** Problem statement **
Below are entries; count the lines among them that contain the word "البرمجيات", and give only the count.

Collected data entries
*** Block opens ***

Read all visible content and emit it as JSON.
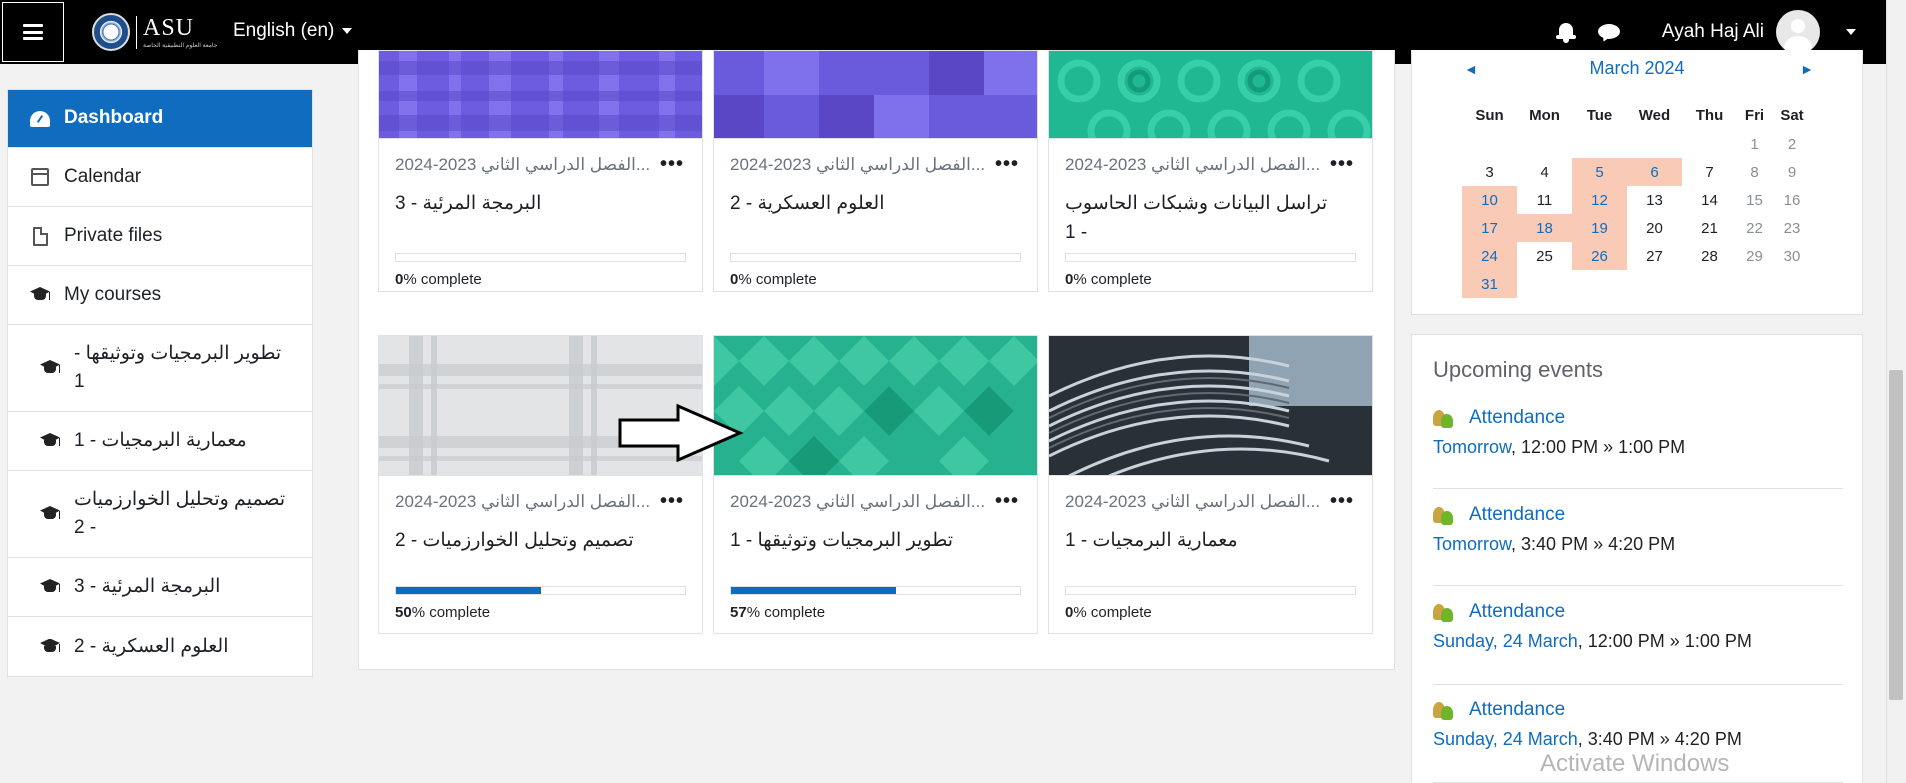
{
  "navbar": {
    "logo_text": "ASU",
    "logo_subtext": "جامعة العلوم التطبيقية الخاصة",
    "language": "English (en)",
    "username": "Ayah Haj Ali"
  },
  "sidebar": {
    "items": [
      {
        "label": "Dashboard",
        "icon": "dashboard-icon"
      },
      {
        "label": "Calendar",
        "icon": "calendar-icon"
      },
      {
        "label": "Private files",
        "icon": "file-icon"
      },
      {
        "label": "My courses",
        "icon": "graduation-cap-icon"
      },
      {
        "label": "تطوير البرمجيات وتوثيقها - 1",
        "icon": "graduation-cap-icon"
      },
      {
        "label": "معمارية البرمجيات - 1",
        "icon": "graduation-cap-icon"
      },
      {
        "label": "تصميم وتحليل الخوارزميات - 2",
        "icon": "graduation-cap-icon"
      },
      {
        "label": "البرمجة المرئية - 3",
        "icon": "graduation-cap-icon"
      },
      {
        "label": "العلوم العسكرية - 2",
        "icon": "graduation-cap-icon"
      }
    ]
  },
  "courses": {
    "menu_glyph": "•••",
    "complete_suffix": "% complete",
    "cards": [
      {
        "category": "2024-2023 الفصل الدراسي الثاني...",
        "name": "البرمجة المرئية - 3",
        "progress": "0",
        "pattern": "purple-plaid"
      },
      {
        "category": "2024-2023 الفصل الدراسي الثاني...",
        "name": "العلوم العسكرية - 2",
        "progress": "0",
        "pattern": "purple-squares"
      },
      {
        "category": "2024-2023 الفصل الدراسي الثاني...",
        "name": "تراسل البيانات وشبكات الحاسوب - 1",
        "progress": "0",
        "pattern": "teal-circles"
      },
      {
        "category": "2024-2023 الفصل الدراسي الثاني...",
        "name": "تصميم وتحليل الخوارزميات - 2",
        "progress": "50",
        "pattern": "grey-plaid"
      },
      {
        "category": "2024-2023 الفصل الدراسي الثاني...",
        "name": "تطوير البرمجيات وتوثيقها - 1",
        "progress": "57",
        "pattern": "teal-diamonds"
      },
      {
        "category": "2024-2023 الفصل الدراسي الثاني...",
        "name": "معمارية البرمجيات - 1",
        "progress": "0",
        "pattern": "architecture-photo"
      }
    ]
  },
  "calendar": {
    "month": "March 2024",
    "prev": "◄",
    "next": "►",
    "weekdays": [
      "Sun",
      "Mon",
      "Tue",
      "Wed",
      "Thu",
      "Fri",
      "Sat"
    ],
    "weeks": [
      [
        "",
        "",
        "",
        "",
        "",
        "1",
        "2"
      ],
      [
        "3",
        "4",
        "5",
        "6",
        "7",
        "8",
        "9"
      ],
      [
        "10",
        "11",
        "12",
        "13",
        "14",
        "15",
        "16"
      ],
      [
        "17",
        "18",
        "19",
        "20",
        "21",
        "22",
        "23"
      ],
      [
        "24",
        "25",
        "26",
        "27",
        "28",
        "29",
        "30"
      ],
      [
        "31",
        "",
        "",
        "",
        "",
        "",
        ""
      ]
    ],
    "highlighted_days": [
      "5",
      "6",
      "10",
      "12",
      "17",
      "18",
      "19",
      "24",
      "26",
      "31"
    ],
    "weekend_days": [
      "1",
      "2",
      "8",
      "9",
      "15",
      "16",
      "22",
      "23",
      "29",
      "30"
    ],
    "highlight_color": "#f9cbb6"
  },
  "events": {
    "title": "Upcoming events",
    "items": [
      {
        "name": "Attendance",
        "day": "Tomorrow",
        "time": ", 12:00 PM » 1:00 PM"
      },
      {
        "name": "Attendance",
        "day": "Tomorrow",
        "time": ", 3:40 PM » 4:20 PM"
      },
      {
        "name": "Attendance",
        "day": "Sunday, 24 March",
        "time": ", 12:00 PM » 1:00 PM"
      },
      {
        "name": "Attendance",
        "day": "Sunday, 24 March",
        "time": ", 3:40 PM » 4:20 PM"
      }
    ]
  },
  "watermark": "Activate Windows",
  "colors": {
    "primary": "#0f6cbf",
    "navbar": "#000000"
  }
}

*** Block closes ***
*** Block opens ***

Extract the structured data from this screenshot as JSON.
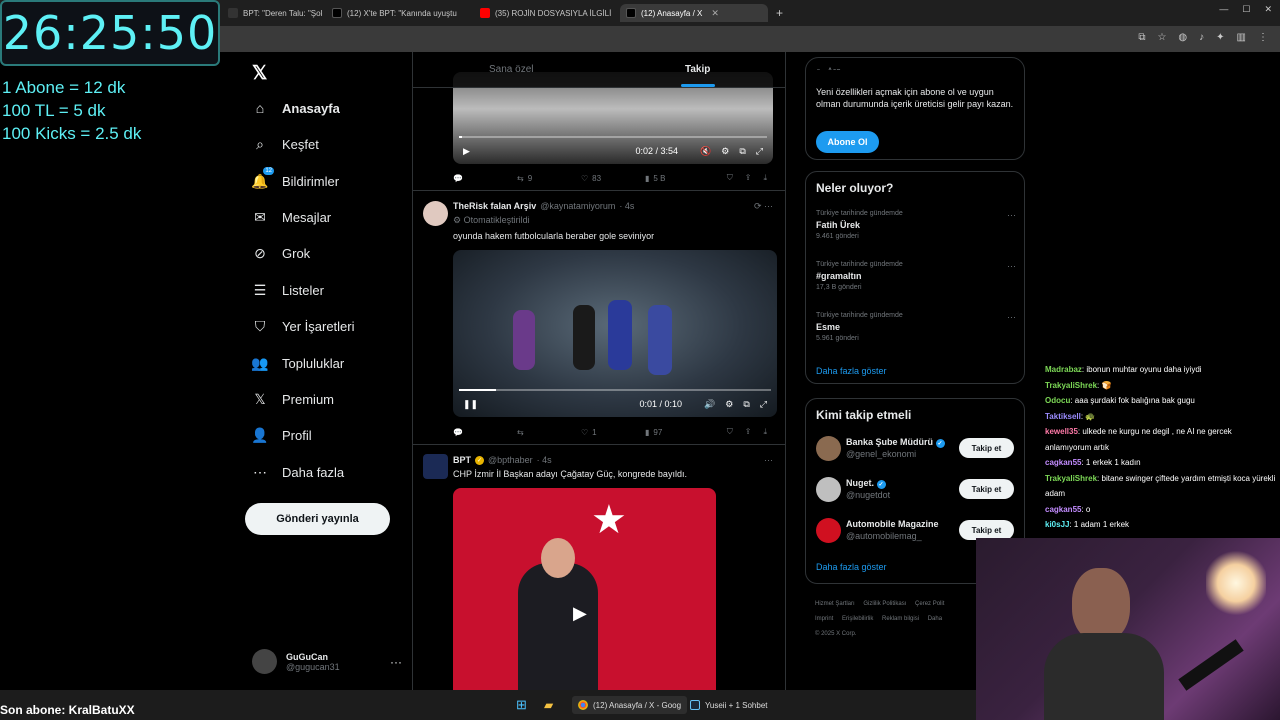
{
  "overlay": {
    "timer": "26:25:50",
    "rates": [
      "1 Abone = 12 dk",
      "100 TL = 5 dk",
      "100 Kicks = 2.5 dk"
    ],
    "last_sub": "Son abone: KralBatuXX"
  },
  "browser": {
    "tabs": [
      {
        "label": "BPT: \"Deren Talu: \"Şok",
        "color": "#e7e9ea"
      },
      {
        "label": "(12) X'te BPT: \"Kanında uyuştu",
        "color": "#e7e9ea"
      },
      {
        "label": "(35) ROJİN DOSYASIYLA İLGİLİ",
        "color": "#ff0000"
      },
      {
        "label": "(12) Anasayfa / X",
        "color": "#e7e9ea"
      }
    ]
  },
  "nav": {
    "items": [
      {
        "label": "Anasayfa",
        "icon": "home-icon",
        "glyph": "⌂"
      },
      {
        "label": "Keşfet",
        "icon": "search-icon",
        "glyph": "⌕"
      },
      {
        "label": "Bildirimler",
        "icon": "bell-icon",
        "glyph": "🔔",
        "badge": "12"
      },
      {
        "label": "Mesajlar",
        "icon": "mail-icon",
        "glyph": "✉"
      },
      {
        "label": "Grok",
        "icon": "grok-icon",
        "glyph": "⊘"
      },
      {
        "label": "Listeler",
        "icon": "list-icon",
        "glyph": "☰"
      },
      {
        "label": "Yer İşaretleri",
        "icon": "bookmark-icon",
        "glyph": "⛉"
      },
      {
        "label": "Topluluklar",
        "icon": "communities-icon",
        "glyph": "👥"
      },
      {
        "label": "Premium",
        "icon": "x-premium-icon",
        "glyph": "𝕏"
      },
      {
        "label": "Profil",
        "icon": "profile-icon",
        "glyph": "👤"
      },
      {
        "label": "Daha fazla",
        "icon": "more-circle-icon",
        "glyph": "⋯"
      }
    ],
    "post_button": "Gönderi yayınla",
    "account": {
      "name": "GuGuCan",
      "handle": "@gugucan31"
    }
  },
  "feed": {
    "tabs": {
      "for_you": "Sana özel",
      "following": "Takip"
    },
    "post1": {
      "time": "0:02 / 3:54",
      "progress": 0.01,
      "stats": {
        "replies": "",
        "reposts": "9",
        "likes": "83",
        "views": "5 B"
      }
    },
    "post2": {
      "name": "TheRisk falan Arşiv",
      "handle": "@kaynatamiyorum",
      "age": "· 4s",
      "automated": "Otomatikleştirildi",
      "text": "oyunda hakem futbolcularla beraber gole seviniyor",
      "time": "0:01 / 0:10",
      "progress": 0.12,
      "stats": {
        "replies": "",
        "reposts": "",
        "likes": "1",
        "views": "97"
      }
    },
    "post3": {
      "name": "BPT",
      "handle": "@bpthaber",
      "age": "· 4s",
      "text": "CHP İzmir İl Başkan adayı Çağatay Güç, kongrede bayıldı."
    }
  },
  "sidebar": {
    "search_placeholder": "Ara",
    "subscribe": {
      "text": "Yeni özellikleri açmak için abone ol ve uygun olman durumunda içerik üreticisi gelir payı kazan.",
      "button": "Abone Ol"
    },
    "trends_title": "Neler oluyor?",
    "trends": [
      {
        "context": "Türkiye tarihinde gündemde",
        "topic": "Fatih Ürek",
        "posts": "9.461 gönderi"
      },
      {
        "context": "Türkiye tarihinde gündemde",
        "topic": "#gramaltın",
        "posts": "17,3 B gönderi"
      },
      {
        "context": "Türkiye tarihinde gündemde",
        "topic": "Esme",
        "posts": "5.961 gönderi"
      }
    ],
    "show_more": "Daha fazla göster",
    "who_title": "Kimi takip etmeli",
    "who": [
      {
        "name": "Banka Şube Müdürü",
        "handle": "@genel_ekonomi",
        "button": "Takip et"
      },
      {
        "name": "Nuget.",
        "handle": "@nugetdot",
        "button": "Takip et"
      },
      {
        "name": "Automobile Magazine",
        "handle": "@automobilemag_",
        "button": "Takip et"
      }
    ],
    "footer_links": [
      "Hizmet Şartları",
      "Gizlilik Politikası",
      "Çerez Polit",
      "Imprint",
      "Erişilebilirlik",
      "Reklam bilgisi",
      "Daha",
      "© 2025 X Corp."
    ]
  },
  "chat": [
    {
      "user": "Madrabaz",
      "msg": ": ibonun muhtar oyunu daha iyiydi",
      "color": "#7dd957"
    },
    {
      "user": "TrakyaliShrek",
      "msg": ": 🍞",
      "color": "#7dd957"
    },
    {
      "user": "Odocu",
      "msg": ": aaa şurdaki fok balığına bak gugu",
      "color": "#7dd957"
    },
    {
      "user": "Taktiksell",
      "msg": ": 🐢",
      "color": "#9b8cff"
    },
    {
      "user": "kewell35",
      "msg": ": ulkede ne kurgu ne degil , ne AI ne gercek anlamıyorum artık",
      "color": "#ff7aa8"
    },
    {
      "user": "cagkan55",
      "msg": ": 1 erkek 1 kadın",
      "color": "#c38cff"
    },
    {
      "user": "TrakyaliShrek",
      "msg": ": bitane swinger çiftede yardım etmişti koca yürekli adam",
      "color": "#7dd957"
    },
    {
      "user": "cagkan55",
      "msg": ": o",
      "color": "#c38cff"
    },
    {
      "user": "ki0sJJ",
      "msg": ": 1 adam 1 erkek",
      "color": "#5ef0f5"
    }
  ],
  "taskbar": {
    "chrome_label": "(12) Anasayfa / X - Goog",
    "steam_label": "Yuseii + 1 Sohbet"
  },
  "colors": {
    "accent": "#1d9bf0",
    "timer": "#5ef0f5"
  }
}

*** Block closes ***
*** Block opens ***

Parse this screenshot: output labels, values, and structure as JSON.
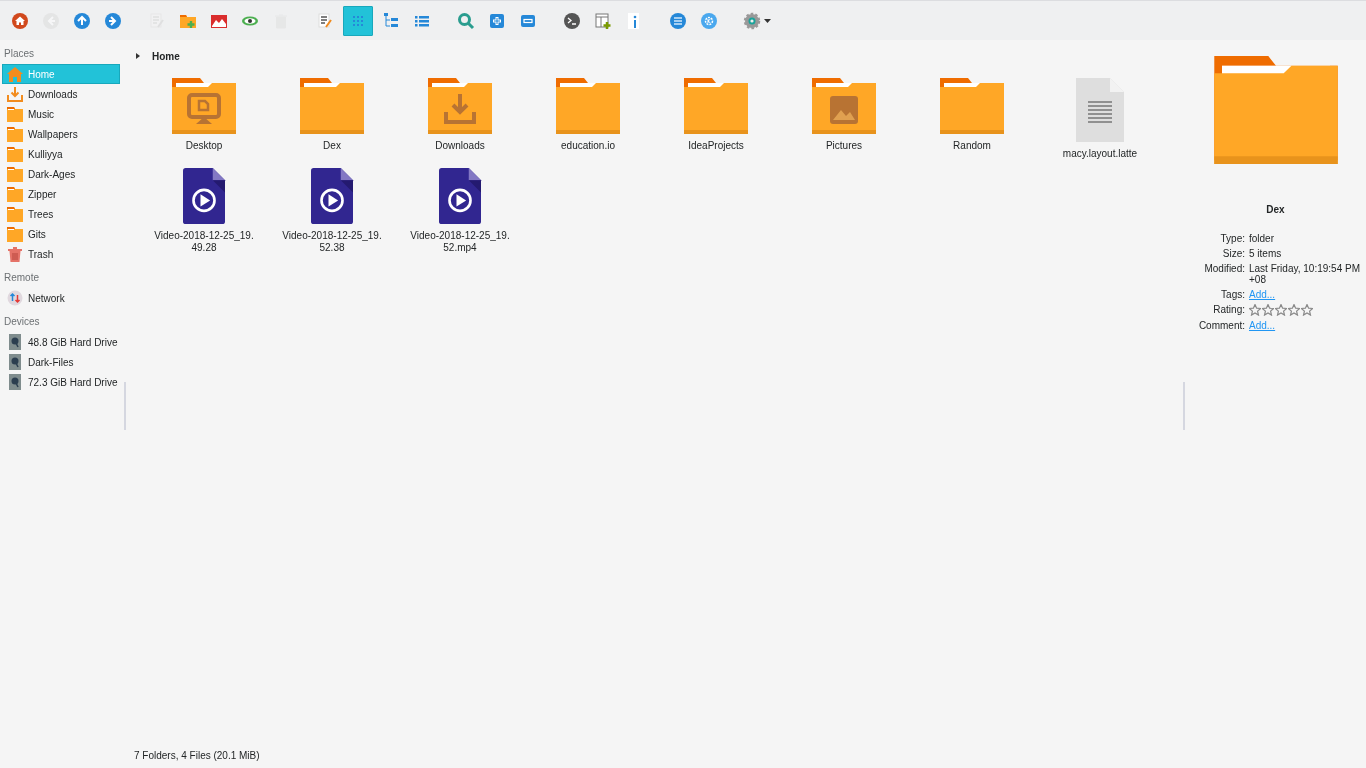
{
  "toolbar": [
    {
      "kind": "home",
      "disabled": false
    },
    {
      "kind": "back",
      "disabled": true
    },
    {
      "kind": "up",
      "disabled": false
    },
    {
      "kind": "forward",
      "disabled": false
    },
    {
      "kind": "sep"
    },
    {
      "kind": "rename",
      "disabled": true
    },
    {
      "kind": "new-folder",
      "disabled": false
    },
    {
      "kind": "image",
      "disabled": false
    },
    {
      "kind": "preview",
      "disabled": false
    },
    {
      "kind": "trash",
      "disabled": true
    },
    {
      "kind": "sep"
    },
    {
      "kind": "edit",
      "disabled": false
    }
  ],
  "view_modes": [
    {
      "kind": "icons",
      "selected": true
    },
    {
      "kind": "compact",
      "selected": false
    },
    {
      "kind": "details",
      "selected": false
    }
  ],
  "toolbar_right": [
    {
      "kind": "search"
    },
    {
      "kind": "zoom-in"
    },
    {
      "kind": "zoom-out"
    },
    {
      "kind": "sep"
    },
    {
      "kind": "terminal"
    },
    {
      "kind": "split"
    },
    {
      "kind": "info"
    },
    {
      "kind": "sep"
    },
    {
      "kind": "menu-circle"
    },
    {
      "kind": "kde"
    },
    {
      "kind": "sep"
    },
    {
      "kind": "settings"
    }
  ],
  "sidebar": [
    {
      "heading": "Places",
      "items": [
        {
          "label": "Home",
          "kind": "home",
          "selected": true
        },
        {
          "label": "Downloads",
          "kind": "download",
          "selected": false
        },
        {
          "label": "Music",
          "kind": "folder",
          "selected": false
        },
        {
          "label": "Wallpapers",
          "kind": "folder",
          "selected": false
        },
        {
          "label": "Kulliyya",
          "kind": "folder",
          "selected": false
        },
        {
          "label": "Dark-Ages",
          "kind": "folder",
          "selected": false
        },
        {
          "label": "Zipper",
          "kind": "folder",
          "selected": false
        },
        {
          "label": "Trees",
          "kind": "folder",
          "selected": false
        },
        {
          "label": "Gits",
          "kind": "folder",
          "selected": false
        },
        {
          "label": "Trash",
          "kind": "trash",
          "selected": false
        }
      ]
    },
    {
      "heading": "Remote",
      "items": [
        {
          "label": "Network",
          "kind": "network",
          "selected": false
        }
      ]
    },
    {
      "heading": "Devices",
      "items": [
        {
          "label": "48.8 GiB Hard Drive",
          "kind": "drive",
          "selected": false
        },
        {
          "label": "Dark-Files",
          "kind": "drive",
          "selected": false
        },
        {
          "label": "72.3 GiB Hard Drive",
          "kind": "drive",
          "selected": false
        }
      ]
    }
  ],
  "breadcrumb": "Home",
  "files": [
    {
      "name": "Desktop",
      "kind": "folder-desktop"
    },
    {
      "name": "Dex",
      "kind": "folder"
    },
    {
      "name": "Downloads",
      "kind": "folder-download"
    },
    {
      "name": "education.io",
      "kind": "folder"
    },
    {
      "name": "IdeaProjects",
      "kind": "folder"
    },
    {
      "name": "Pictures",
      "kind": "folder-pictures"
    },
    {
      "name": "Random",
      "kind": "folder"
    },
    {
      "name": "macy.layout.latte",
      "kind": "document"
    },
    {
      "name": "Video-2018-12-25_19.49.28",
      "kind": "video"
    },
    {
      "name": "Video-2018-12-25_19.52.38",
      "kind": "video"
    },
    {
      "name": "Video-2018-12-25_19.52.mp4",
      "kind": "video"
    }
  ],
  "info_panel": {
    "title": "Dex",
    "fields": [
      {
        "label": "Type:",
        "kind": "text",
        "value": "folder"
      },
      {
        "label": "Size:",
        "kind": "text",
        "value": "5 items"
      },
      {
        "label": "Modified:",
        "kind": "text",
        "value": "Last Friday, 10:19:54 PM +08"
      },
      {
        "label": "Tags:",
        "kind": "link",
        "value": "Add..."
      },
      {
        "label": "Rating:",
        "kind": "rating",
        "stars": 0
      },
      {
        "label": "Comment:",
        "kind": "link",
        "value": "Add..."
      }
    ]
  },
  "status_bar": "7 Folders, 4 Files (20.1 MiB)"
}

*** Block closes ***

** Task output **
4